Half of Australians were no longer (27%) or unsure (23%) of whether they would be able to spend time with family this Christmas due to financial constraints, according to recent research commissioned by gift flick.

If they can’t be together 18% won’t be gifting, less than one-third (31%) have said it will depend on how close the person is and, just over half (51%) have said they will still give.

“While sending e-gift cards or vouchers is one of Australia’s favourite ways to gift (62%) (Pure Profile, Christmas 2022 Report), our research showed there were some notable apprehensions with this method,” gift flick co-founder and chief marketing officer, Helen Marsh said.

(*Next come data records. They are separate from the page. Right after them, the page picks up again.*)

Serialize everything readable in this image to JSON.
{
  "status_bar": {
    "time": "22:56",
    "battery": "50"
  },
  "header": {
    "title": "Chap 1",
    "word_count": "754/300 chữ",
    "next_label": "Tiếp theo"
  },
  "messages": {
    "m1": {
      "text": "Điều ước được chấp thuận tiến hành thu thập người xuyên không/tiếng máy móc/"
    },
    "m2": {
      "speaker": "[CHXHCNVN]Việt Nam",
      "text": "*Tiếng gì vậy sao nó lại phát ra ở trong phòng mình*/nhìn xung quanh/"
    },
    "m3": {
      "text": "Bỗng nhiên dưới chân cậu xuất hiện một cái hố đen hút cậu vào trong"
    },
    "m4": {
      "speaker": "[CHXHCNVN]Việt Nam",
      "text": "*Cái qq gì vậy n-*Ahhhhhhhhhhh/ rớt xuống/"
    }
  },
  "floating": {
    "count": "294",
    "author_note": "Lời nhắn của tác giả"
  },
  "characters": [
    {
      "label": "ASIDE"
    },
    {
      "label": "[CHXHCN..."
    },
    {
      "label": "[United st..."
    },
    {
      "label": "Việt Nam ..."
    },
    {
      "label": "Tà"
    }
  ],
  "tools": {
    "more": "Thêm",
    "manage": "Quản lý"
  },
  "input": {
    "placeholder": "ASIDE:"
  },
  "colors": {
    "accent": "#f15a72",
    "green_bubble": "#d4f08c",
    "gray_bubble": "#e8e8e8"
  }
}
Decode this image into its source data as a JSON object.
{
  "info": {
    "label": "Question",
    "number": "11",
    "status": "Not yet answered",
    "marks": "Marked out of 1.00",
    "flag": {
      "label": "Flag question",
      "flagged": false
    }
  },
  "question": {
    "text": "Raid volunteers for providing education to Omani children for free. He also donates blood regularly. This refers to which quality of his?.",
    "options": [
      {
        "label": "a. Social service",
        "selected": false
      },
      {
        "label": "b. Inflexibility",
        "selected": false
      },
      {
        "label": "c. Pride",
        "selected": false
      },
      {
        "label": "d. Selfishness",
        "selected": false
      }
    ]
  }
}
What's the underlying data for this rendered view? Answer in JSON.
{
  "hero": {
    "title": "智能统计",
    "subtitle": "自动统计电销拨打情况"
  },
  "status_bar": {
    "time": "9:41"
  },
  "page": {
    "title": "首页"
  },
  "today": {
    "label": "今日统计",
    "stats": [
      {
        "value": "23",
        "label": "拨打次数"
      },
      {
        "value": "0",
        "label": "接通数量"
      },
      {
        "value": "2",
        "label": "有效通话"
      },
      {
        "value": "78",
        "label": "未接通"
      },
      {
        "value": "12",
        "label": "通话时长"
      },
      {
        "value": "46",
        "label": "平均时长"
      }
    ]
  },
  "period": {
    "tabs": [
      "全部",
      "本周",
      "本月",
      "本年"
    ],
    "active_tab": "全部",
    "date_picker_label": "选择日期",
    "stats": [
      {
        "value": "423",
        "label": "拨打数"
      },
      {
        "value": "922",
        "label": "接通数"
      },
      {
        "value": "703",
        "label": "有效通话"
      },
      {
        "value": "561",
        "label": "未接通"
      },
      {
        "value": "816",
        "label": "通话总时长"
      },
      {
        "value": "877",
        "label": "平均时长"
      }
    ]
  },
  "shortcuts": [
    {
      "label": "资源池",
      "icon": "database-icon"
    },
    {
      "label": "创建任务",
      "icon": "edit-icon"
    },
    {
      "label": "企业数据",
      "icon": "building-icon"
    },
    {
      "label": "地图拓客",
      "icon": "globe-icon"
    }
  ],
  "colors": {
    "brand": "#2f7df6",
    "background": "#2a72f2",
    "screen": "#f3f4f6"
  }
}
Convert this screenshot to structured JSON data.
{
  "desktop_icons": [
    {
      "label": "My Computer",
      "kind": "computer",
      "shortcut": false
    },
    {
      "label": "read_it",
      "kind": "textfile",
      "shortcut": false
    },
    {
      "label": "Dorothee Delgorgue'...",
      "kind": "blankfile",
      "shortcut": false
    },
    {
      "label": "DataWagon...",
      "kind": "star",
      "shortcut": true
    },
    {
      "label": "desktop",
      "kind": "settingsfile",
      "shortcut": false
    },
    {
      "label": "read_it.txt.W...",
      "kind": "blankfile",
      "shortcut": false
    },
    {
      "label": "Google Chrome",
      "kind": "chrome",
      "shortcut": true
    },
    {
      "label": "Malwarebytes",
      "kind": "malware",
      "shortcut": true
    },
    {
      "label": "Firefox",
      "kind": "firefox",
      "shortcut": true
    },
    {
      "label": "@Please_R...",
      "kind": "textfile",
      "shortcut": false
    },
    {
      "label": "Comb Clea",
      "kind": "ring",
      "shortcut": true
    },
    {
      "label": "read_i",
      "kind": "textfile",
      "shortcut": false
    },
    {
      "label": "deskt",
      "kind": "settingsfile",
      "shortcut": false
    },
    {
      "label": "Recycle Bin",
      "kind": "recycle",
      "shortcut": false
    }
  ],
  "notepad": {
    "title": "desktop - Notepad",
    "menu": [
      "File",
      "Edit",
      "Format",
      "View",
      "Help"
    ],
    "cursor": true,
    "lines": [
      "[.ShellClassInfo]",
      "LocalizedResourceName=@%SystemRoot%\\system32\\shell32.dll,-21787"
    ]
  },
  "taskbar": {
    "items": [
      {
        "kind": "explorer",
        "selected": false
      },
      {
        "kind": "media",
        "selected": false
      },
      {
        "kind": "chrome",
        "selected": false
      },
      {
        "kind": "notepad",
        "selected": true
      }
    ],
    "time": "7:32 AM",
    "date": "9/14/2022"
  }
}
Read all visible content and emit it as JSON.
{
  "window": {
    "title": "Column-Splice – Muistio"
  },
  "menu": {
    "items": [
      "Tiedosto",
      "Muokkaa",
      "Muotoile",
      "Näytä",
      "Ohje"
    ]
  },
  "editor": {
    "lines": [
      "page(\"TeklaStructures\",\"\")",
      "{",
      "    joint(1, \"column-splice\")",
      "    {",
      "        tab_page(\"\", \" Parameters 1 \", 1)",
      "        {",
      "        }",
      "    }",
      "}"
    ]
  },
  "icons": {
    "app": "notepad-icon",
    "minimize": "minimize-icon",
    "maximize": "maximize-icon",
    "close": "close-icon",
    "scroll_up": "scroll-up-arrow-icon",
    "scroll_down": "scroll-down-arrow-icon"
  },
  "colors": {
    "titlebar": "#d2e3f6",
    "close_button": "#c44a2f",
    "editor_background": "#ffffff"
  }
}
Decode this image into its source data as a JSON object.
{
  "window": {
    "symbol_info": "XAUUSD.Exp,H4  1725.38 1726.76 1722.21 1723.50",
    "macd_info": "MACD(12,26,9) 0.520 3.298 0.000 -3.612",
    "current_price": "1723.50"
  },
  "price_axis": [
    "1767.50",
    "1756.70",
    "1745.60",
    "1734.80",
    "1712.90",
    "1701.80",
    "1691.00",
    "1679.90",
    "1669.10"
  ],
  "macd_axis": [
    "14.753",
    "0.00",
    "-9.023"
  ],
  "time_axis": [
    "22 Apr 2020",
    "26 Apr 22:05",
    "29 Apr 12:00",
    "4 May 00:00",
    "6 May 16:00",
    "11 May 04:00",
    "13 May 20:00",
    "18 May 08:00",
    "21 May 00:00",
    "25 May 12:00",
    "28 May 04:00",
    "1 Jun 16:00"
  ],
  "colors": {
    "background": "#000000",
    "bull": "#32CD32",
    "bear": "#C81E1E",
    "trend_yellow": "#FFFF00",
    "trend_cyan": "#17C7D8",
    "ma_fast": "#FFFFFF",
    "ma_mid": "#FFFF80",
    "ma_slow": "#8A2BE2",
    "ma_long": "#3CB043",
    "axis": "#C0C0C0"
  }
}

“For those who do use e-gift cards or vouchers, more than half (53%) worry that it comes across a bit lazy just sending a nominal value gift card, while almost 38% were worried their gift might seem impersonal, and a further 33% weren’t comfortable putting a nominal value on their gift.

“For those that don’t gift e-gift cards or vouchers, the strongest reasons for not doing so were that they liked to give something physical (51%); felt vouchers were impersonal (33%); don’t like to put a value on gifts (25%) or don’t want to be perceived as lazy (22%).

“The message is clear – people have warmed to online gifting, but they worry about the lack of personalisation, connection and/or showing an appropriate amount of effort. gift flick exists to provide an innovative way to digitally gift with personalised ‘gift stories’ that include video and/or written notes and digitally ‘reveals’ physical gifts or vouchers that will be sent directly from the retailer.

“The gifter is provided a unique URL, which they can send directly using any digital means – text, social media messaging or email – at the time of their choice. Even if the gift is going to be late, the sentiment never will and the retailer is still embedded in the experience and as the ‘gift story’ is created to embrace their latest creative marketing execution.”

For those that miss the shipping deadline, 35% have said they’ll send something digitally, 22% said they’d send the physical gift knowing it’d be late, 28% would consider whether they could be bothered sending a gift depending on how close they were to the person and 15% wouldn’t bother sending a gift at all.

“There’s a big share of the market who would welcome an innovative way to show their relatives they care in a more personal, thoughtful way, despite not being present themselves, having a tighter budget or not being able to physically get gifts to loved ones on time. We can solve all those problems,” Marsh added.

“The vast majority of people don’t’ love the ‘crazy of Christmas’ and with tighter budgets this year, a collective sense of exhaustion – but the ongoing human desire to maintain personal connection – we think gift flick could be the saviour for many gifts this Christmas.”